I have mentioned that number recognition entails - relatively - both cognitive and affective modes of understanding.
Through the former aspect, one comes to appreciation of the quantitative
(impersonal) nature of number in cardinal terms; through the latter one
comes to corresponding appreciation of its qualitative (personal) nature
in an ordinal manner.
So number is thereby inherently dynamic, entailing both
collective whole and individual part aspects.
So again the collective whole aspect of a natural number (as cardinal)
entails the homogeneous similarity of its independent part units (which thereby
lack a qualitative identity); however the individual part aspects of the number
(as ordinal) entail a unique distinction with respect to its unit parts (with
the collective sum thereby lacking a quantitative identity).
Therefore, when properly understood, in a dynamic interactive manner, these
two aspects of number are revealed as fully complementary with each other!
However in conventional mathematical terms due to its rigid absolute
framework, the qualitative
aspect of number is thereby reduced to mere quantitative interpretation
Now, I am aware that I have stated these points repeatedly. However I
believe it is necessary so as to fully convince you that the
present accepted mathematical framework - which is rarely ever questioned
- is simply not fit for purpose.
Therefore an enormous revolution in understanding now awaits, which promises
to be the greatest yet to occur in our intellectual history. This
will intimately affect every possible notion in mathematics and the sciences
with dramatic consequences for the future evolution of our world.
So far in the present discussion, I have concentrated on the analytic understanding
Once again, the analytic has two aspects relating properly
to cognitive and affective type appreciation respectively.
It is interesting how in accepted understanding, the highest form of
reason requires the ability to abstract from more limited concrete
information provided by the senses.
Therefore in earlier childhood, one only can come to a knowledge of number
with reference to simple concrete type examples (where counting is still
associated with the concrete objects of counting).
So both cognitive and affective aspects are here naturally involved in number
experience in a somewhat immature manner.
Then later one becomes able to continually abstract from mere concrete
understanding to obtain a purer mathematical appreciation of number (based on
However the reverse also is the case. Therefore one develops the pure
affective appreciation of number through the corresponding ability to detach the senses from reason.
In this way, one becomes able as it were to properly distinguish the
intuitive aspect of sense understanding from reason.

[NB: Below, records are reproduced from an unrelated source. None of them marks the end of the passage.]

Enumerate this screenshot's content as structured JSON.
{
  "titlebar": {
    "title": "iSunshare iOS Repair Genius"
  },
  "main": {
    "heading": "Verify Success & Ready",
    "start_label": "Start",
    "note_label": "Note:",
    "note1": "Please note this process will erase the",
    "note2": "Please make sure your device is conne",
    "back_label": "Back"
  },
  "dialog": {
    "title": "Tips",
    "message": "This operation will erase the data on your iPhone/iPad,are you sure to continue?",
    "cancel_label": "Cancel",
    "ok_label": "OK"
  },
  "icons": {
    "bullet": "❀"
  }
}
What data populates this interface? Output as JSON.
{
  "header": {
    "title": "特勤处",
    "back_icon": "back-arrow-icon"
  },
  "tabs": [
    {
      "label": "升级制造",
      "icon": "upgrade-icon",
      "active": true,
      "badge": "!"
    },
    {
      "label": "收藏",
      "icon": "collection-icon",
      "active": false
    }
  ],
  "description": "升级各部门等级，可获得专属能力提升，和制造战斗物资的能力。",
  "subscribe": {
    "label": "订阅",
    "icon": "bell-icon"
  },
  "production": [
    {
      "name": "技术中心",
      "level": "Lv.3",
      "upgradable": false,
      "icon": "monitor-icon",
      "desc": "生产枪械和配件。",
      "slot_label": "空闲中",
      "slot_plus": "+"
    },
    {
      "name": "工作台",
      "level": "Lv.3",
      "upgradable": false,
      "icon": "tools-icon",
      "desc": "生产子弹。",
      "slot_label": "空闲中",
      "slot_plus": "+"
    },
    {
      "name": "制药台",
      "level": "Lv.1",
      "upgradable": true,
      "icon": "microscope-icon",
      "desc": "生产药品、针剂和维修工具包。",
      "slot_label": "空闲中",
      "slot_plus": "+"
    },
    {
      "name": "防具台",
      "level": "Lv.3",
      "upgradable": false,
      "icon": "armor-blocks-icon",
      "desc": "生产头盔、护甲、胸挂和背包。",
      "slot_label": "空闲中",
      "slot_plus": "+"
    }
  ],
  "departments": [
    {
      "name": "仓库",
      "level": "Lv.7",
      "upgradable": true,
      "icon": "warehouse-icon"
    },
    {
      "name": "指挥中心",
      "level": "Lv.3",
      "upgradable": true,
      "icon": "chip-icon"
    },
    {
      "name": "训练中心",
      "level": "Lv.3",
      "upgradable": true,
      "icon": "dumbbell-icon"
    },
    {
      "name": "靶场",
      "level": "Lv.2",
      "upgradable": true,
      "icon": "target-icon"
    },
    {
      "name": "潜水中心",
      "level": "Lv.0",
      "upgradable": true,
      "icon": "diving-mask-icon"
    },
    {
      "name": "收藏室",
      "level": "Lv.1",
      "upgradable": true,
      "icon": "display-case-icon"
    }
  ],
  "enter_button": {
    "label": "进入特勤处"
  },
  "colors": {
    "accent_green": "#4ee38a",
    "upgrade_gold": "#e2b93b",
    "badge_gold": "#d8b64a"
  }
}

As we have seen however, because this specialised ability is not even
recognised in conventional mathematical terms, genuine intuition, where it
arises, is simply reduced in rational terms.

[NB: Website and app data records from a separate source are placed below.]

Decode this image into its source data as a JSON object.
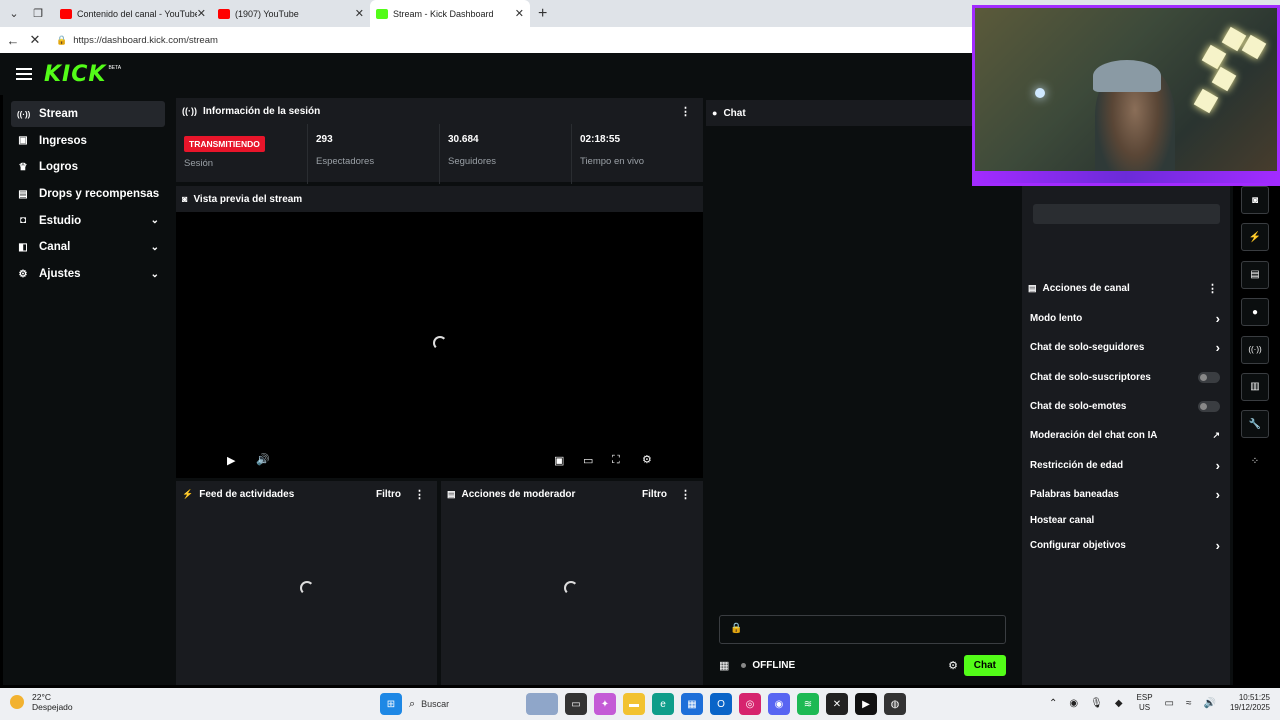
{
  "browser": {
    "tabs": [
      {
        "title": "Contenido del canal - YouTube Stu",
        "favicon_color": "#ff0000",
        "active": false
      },
      {
        "title": "(1907) YouTube",
        "favicon_color": "#ff0000",
        "active": false
      },
      {
        "title": "Stream - Kick Dashboard",
        "favicon_color": "#53fc18",
        "active": true
      }
    ],
    "url": "https://dashboard.kick.com/stream"
  },
  "header": {
    "logo": "KICK",
    "beta": "BETA"
  },
  "sidebar": {
    "items": [
      {
        "label": "Stream",
        "icon": "broadcast-icon",
        "glyph": "((·))",
        "active": true,
        "expandable": false
      },
      {
        "label": "Ingresos",
        "icon": "money-icon",
        "glyph": "▣",
        "active": false,
        "expandable": false
      },
      {
        "label": "Logros",
        "icon": "trophy-icon",
        "glyph": "🏆",
        "active": false,
        "expandable": false
      },
      {
        "label": "Drops y recompensas",
        "icon": "gift-icon",
        "glyph": "▤",
        "active": false,
        "expandable": false
      },
      {
        "label": "Estudio",
        "icon": "studio-icon",
        "glyph": "◘",
        "active": false,
        "expandable": true
      },
      {
        "label": "Canal",
        "icon": "channel-icon",
        "glyph": "◧",
        "active": false,
        "expandable": true
      },
      {
        "label": "Ajustes",
        "icon": "gear-icon",
        "glyph": "⚙",
        "active": false,
        "expandable": true
      }
    ]
  },
  "session": {
    "title": "Información de la sesión",
    "badge": "TRANSMITIENDO",
    "stats": [
      {
        "value": "",
        "label": "Sesión"
      },
      {
        "value": "293",
        "label": "Espectadores"
      },
      {
        "value": "30.684",
        "label": "Seguidores"
      },
      {
        "value": "02:18:55",
        "label": "Tiempo en vivo"
      }
    ]
  },
  "preview": {
    "title": "Vista previa del stream"
  },
  "activity": {
    "title": "Feed de actividades",
    "filter": "Filtro"
  },
  "moderator": {
    "title": "Acciones de moderador",
    "filter": "Filtro"
  },
  "chat": {
    "title": "Chat",
    "status": "OFFLINE",
    "button": "Chat"
  },
  "channel_actions": {
    "title": "Acciones de canal",
    "items": [
      {
        "label": "Modo lento",
        "control": "chevron"
      },
      {
        "label": "Chat de solo-seguidores",
        "control": "chevron"
      },
      {
        "label": "Chat de solo-suscriptores",
        "control": "toggle"
      },
      {
        "label": "Chat de solo-emotes",
        "control": "toggle"
      },
      {
        "label": "Moderación del chat con IA",
        "control": "external"
      },
      {
        "label": "Restricción de edad",
        "control": "chevron"
      },
      {
        "label": "Palabras baneadas",
        "control": "chevron"
      },
      {
        "label": "Hostear canal",
        "control": "none"
      },
      {
        "label": "Configurar objetivos",
        "control": "chevron"
      }
    ]
  },
  "taskbar": {
    "temp": "22°C",
    "weather": "Despejado",
    "search": "Buscar",
    "lang1": "ESP",
    "lang2": "US",
    "time": "10:51:25",
    "date": "19/12/2025"
  }
}
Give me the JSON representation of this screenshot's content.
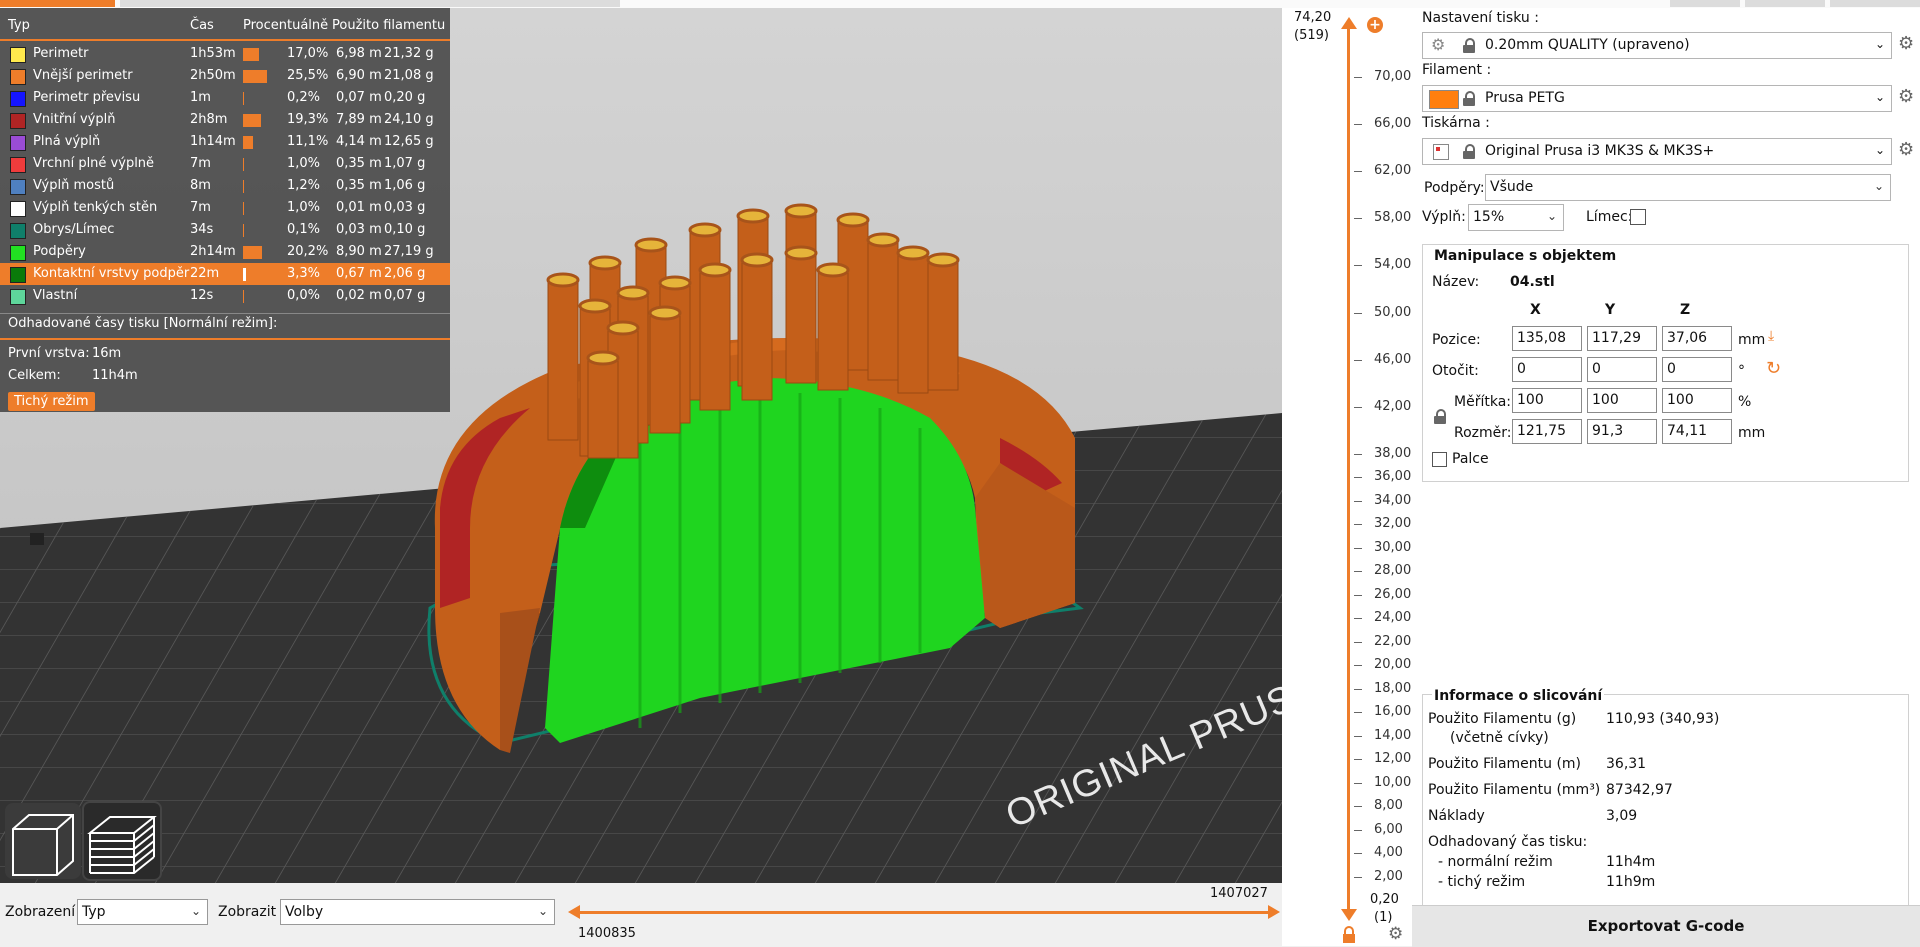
{
  "legend": {
    "headers": {
      "type": "Typ",
      "time": "Čas",
      "percent": "Procentuálně",
      "filament": "Použito filamentu"
    },
    "rows": [
      {
        "name": "Perimetr",
        "color": "#ffe94d",
        "time": "1h53m",
        "pct": 17.0,
        "pct_text": "17,0%",
        "len": "6,98 m",
        "wt": "21,32 g"
      },
      {
        "name": "Vnější perimetr",
        "color": "#ee7d2a",
        "time": "2h50m",
        "pct": 25.5,
        "pct_text": "25,5%",
        "len": "6,90 m",
        "wt": "21,08 g"
      },
      {
        "name": "Perimetr převisu",
        "color": "#1515ff",
        "time": "1m",
        "pct": 0.2,
        "pct_text": "0,2%",
        "len": "0,07 m",
        "wt": "0,20 g"
      },
      {
        "name": "Vnitřní výplň",
        "color": "#b02424",
        "time": "2h8m",
        "pct": 19.3,
        "pct_text": "19,3%",
        "len": "7,89 m",
        "wt": "24,10 g"
      },
      {
        "name": "Plná výplň",
        "color": "#9a4cd5",
        "time": "1h14m",
        "pct": 11.1,
        "pct_text": "11,1%",
        "len": "4,14 m",
        "wt": "12,65 g"
      },
      {
        "name": "Vrchní plné výplně",
        "color": "#f03c3c",
        "time": "7m",
        "pct": 1.0,
        "pct_text": "1,0%",
        "len": "0,35 m",
        "wt": "1,07 g"
      },
      {
        "name": "Výplň mostů",
        "color": "#4f80c0",
        "time": "8m",
        "pct": 1.2,
        "pct_text": "1,2%",
        "len": "0,35 m",
        "wt": "1,06 g"
      },
      {
        "name": "Výplň tenkých stěn",
        "color": "#ffffff",
        "time": "7m",
        "pct": 1.0,
        "pct_text": "1,0%",
        "len": "0,01 m",
        "wt": "0,03 g"
      },
      {
        "name": "Obrys/Límec",
        "color": "#0f7f6a",
        "time": "34s",
        "pct": 0.1,
        "pct_text": "0,1%",
        "len": "0,03 m",
        "wt": "0,10 g"
      },
      {
        "name": "Podpěry",
        "color": "#22e022",
        "time": "2h14m",
        "pct": 20.2,
        "pct_text": "20,2%",
        "len": "8,90 m",
        "wt": "27,19 g"
      },
      {
        "name": "Kontaktní vrstvy podpěr",
        "color": "#0a7a0a",
        "time": "22m",
        "pct": 3.3,
        "pct_text": "3,3%",
        "len": "0,67 m",
        "wt": "2,06 g",
        "highlight": true
      },
      {
        "name": "Vlastní",
        "color": "#5ed69b",
        "time": "12s",
        "pct": 0.0,
        "pct_text": "0,0%",
        "len": "0,02 m",
        "wt": "0,07 g"
      }
    ],
    "est_title": "Odhadované časy tisku [Normální režim]:",
    "first_layer_label": "První vrstva:",
    "first_layer_value": "16m",
    "total_label": "Celkem:",
    "total_value": "11h4m",
    "quiet_button": "Tichý režim"
  },
  "viewport": {
    "bed_text": "ORIGINAL PRUSA"
  },
  "bottom": {
    "view_label": "Zobrazení",
    "view_value": "Typ",
    "show_label": "Zobrazit",
    "show_value": "Volby",
    "hslider_right": "1407027",
    "hslider_left": "1400835"
  },
  "vslider": {
    "top_value": "74,20",
    "top_layer": "(519)",
    "bottom_value": "0,20",
    "bottom_layer": "(1)",
    "ticks": [
      "70,00",
      "66,00",
      "62,00",
      "58,00",
      "54,00",
      "50,00",
      "46,00",
      "42,00",
      "38,00",
      "36,00",
      "34,00",
      "32,00",
      "30,00",
      "28,00",
      "26,00",
      "24,00",
      "22,00",
      "20,00",
      "18,00",
      "16,00",
      "14,00",
      "12,00",
      "10,00",
      "8,00",
      "6,00",
      "4,00",
      "2,00"
    ]
  },
  "panel": {
    "print_settings_label": "Nastavení tisku :",
    "print_settings_value": "0.20mm QUALITY (upraveno)",
    "filament_label": "Filament :",
    "filament_value": "Prusa PETG",
    "filament_color": "#ff7f0e",
    "printer_label": "Tiskárna :",
    "printer_value": "Original Prusa i3 MK3S & MK3S+",
    "supports_label": "Podpěry:",
    "supports_value": "Všude",
    "infill_label": "Výplň:",
    "infill_value": "15%",
    "brim_label": "Límec:",
    "manip": {
      "title": "Manipulace s objektem",
      "name_label": "Název:",
      "name_value": "04.stl",
      "col_x": "X",
      "col_y": "Y",
      "col_z": "Z",
      "pos_label": "Pozice:",
      "pos": [
        "135,08",
        "117,29",
        "37,06"
      ],
      "pos_unit": "mm",
      "rot_label": "Otočit:",
      "rot": [
        "0",
        "0",
        "0"
      ],
      "rot_unit": "°",
      "scale_label": "Měřítka:",
      "scale": [
        "100",
        "100",
        "100"
      ],
      "scale_unit": "%",
      "size_label": "Rozměr:",
      "size": [
        "121,75",
        "91,3",
        "74,11"
      ],
      "size_unit": "mm",
      "inches_label": "Palce"
    },
    "slice": {
      "title": "Informace o slicování",
      "fil_g_label": "Použito Filamentu (g)",
      "fil_g_sub": "(včetně cívky)",
      "fil_g_value": "110,93 (340,93)",
      "fil_m_label": "Použito Filamentu (m)",
      "fil_m_value": "36,31",
      "fil_mm3_label": "Použito Filamentu (mm³)",
      "fil_mm3_value": "87342,97",
      "cost_label": "Náklady",
      "cost_value": "3,09",
      "est_label": "Odhadovaný čas tisku:",
      "normal_label": "- normální režim",
      "normal_value": "11h4m",
      "quiet_label": "- tichý režim",
      "quiet_value": "11h9m"
    },
    "export_button": "Exportovat G-code"
  }
}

So from a dynamic interactive perspective, both cognitive and affective dimensions
are necessarily involved in number experience, which are - initially - associated
with reason and intuition respectively.
Thus in the past few entries I have been attempting to clarify the proper
role of both the cognitive aspect (refined reason) and the affective
aspect ( refined intuition) in the analytical understanding of number.
Thus it requires a very developed form of intuition (where the affective can
be properly differentiated from the cognitive aspect) to recognise that the
ordinal recognition of number is not strictly provided by reason. Once again
when one attempts such recognition through reason, ordinal notions lose
their qualitative uniqueness and become thereby reduced in a mere quantitative
However there is also the holistic recognition of number (entailing the
simultaneous juxtaposition of complementary opposite reference frames of
And this also has both cognitive and affective aspects, which I will return
to in the next entry.